==== Data ====
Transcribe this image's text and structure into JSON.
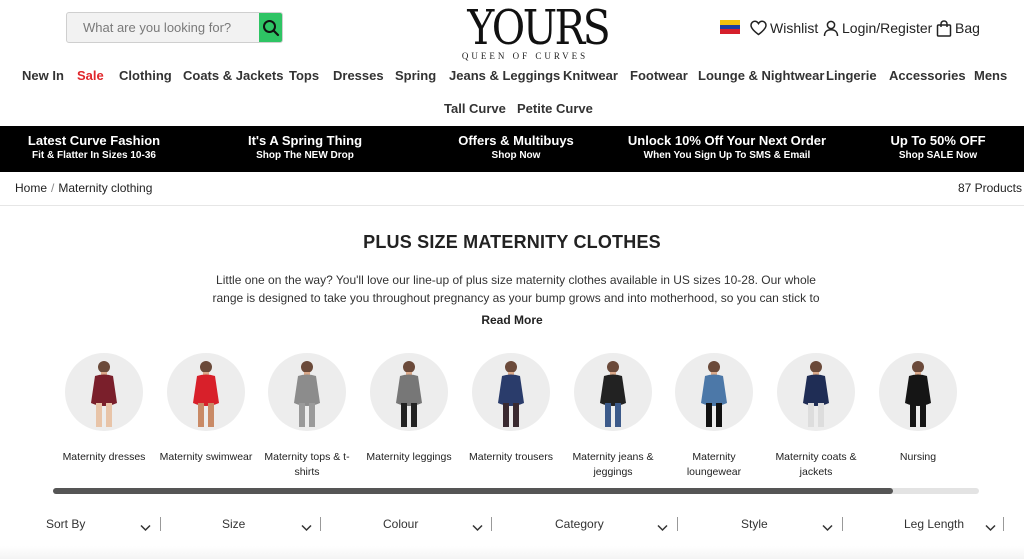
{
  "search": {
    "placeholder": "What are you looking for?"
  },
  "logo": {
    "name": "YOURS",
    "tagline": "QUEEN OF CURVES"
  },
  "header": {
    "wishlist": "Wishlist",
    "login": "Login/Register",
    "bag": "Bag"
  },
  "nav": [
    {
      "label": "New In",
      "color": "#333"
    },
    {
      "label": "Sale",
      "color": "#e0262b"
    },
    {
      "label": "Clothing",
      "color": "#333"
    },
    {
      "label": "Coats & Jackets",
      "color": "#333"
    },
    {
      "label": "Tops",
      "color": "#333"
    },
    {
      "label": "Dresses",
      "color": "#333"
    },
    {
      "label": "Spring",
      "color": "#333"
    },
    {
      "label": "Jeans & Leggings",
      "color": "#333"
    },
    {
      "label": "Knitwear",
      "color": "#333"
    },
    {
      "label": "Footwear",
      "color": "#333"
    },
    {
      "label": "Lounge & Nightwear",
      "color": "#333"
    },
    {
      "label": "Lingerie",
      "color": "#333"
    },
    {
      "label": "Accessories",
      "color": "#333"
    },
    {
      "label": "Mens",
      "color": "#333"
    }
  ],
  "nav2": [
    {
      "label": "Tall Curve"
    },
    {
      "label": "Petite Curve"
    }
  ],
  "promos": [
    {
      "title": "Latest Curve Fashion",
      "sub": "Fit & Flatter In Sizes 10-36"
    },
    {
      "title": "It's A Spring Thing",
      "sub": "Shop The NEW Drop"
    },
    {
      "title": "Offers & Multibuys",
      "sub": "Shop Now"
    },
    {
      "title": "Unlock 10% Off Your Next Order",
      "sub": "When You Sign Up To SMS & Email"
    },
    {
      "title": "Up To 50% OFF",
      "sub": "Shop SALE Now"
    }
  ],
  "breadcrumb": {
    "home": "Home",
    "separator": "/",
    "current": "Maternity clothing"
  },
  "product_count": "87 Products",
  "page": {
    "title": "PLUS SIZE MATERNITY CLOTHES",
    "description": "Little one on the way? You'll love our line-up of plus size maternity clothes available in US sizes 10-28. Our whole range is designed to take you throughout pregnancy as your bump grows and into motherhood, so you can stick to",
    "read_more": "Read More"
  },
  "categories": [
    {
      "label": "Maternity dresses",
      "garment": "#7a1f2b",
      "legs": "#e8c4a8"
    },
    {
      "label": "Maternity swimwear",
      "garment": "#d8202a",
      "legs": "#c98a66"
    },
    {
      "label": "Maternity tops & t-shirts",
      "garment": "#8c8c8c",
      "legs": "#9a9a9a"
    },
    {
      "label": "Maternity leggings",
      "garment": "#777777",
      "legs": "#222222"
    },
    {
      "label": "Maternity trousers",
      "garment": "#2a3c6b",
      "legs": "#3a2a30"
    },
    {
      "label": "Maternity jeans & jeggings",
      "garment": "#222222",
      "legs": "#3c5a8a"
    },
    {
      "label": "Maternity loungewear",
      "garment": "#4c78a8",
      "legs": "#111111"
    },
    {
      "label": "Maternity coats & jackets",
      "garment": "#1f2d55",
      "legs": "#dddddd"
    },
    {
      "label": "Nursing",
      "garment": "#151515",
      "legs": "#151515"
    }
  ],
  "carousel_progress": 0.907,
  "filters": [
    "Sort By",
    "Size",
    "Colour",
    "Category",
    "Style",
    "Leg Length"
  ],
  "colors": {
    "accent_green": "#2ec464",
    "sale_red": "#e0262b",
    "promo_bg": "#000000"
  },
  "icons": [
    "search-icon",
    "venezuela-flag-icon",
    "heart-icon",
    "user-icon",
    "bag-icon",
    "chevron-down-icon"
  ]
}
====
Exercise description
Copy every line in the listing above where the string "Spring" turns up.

Exercise response
      "label": "Spring",
      "title": "It's A Spring Thing",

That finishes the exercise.